» Task directions
Go line by line through the data and copy those with the word "thumb".

[Data about app and page elements]
-- Opening Marker --
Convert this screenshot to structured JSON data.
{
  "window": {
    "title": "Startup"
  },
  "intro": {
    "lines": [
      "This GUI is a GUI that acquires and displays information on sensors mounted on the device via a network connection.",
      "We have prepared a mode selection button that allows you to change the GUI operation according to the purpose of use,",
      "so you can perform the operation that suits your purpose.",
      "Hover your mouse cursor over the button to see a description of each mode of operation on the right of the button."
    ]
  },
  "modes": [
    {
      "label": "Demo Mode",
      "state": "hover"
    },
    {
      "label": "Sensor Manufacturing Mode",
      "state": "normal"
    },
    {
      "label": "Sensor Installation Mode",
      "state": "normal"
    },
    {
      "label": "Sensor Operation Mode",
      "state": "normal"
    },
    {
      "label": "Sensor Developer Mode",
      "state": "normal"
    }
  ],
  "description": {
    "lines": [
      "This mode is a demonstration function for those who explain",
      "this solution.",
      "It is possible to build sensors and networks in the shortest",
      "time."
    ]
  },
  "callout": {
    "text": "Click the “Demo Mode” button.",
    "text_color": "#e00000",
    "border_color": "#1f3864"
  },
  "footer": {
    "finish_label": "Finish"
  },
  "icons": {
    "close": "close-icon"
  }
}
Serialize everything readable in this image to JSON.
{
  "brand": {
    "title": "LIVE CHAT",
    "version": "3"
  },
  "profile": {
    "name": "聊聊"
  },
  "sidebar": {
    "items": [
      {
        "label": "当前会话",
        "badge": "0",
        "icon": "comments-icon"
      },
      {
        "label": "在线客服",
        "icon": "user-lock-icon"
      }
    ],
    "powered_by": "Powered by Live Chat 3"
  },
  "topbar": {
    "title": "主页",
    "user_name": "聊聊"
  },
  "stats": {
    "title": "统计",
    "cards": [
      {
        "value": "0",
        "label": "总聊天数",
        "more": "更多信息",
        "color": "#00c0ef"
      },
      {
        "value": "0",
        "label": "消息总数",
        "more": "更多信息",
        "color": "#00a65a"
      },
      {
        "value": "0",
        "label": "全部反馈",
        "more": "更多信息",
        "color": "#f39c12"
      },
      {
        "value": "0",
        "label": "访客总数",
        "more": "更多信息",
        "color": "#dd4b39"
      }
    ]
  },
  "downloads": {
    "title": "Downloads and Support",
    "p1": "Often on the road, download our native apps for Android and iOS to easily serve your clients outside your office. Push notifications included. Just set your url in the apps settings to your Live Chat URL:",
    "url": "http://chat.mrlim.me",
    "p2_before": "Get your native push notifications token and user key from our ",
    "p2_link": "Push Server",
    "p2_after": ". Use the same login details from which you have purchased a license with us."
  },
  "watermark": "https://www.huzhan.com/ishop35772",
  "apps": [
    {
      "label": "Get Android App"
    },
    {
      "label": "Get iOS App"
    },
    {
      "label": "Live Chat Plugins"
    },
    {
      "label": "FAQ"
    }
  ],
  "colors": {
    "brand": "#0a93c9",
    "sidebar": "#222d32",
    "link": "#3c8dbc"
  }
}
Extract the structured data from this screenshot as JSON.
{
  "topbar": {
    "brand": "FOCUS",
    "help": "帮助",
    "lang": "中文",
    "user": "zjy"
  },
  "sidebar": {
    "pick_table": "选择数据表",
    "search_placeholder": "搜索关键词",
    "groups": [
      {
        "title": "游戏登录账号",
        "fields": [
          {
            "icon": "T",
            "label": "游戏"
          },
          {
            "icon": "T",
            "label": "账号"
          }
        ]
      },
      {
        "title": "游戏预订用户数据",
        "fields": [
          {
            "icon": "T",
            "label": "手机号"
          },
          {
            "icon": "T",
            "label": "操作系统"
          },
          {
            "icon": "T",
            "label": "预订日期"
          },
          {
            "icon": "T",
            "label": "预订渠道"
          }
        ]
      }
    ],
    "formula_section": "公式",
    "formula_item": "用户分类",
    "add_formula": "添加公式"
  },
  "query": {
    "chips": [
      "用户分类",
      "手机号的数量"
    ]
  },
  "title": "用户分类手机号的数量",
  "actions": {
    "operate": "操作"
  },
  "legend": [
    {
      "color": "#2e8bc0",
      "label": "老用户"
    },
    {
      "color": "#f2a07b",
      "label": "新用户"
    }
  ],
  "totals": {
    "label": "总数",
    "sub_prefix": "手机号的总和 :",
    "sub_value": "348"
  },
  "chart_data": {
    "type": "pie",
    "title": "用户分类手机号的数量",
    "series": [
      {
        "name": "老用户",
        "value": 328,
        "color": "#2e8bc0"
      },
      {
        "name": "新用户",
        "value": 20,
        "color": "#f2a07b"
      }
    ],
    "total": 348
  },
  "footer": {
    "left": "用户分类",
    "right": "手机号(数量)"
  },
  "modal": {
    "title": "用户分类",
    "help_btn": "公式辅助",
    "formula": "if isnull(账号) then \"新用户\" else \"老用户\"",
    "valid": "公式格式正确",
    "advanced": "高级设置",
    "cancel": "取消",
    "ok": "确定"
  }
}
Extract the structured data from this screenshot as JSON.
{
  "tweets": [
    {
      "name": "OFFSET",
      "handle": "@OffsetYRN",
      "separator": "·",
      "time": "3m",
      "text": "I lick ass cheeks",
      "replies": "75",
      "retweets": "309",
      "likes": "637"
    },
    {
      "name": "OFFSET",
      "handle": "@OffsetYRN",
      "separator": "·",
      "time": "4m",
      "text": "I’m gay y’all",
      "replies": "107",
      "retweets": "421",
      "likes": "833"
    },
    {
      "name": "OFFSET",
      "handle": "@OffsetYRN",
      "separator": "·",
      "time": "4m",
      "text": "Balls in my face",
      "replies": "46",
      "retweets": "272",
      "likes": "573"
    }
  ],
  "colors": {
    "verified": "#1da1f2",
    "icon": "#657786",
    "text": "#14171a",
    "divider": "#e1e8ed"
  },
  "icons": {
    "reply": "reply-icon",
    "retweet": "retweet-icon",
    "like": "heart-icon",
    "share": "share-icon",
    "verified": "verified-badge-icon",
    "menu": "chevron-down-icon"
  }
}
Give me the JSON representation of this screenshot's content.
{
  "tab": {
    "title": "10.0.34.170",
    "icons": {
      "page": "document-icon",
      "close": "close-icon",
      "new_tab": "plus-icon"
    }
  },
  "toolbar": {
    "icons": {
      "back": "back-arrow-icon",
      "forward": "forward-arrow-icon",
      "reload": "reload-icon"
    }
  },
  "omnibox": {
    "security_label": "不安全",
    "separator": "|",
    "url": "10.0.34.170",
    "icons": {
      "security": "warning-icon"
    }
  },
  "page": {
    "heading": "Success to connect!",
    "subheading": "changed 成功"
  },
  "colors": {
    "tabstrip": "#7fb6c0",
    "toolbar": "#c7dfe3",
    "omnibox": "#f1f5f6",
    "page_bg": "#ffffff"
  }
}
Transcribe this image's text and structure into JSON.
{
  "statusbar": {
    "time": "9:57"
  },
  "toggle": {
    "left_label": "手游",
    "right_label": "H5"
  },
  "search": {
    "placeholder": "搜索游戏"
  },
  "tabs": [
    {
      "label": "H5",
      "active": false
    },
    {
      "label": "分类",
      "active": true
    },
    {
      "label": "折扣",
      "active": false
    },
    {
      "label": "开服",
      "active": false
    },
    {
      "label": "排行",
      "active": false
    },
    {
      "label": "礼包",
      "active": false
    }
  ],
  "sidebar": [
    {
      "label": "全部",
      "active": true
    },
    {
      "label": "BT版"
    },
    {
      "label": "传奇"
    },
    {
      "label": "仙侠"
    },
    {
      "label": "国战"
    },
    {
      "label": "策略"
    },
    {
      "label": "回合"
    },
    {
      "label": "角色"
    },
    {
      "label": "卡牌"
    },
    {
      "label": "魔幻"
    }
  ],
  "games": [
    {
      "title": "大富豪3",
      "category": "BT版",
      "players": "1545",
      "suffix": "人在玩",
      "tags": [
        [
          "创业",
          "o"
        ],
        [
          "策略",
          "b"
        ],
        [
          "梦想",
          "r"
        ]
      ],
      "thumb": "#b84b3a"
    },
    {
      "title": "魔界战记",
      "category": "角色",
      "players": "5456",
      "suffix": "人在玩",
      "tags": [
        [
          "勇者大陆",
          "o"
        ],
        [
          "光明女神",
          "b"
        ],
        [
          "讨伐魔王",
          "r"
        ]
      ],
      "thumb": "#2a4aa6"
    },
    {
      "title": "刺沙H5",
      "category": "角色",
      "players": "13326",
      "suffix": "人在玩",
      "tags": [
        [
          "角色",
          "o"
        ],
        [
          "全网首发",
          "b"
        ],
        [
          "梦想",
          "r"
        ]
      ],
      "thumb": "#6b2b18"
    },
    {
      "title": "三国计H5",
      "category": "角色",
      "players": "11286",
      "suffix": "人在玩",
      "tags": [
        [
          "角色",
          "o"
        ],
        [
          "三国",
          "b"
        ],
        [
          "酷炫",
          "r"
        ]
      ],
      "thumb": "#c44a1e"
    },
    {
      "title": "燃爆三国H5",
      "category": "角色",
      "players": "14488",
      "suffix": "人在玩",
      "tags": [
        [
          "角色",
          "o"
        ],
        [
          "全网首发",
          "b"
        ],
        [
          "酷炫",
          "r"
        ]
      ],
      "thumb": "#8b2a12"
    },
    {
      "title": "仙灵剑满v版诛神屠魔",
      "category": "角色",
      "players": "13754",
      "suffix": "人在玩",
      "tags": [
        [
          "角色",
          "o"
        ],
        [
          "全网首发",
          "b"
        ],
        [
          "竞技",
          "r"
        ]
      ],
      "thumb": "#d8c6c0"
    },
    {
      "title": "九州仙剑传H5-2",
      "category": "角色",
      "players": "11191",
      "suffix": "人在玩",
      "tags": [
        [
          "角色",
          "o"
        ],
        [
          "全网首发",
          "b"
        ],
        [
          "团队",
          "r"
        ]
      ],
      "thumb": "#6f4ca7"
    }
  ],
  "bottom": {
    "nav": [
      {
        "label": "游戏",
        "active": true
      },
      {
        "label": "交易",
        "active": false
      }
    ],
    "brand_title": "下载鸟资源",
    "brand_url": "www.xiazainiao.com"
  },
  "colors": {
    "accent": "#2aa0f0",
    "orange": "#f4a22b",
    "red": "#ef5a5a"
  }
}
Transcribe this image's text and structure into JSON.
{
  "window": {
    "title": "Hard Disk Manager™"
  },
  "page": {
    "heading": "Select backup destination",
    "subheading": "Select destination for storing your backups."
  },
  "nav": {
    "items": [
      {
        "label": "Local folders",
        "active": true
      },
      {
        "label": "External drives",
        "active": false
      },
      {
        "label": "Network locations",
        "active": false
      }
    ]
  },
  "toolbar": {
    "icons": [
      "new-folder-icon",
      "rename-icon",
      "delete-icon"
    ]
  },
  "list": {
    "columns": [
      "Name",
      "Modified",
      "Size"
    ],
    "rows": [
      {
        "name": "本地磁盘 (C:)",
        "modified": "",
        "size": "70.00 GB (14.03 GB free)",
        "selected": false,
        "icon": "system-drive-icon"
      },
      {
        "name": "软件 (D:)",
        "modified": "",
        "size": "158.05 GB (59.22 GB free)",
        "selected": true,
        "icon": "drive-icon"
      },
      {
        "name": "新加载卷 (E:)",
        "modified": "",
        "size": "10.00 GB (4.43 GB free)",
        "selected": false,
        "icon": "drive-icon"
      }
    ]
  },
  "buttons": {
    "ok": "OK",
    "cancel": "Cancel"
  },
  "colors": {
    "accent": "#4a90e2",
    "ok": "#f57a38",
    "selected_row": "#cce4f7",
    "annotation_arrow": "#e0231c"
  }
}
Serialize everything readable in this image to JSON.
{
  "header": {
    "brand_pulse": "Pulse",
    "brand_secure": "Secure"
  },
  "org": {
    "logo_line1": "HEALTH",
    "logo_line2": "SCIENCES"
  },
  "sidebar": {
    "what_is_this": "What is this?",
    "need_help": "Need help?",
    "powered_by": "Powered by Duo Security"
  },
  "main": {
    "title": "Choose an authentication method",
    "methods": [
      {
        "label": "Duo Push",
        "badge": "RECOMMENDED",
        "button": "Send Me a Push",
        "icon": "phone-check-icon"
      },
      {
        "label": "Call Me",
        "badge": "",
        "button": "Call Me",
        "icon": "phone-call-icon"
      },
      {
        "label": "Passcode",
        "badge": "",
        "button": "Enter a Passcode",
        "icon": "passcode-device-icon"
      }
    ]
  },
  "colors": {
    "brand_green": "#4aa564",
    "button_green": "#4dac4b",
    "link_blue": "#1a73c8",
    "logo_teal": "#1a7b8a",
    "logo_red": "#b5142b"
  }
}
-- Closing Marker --
» Answer box
      "thumb": "#b84b3a"
      "thumb": "#2a4aa6"
      "thumb": "#6b2b18"
      "thumb": "#c44a1e"
      "thumb": "#8b2a12"
      "thumb": "#d8c6c0"
      "thumb": "#6f4ca7"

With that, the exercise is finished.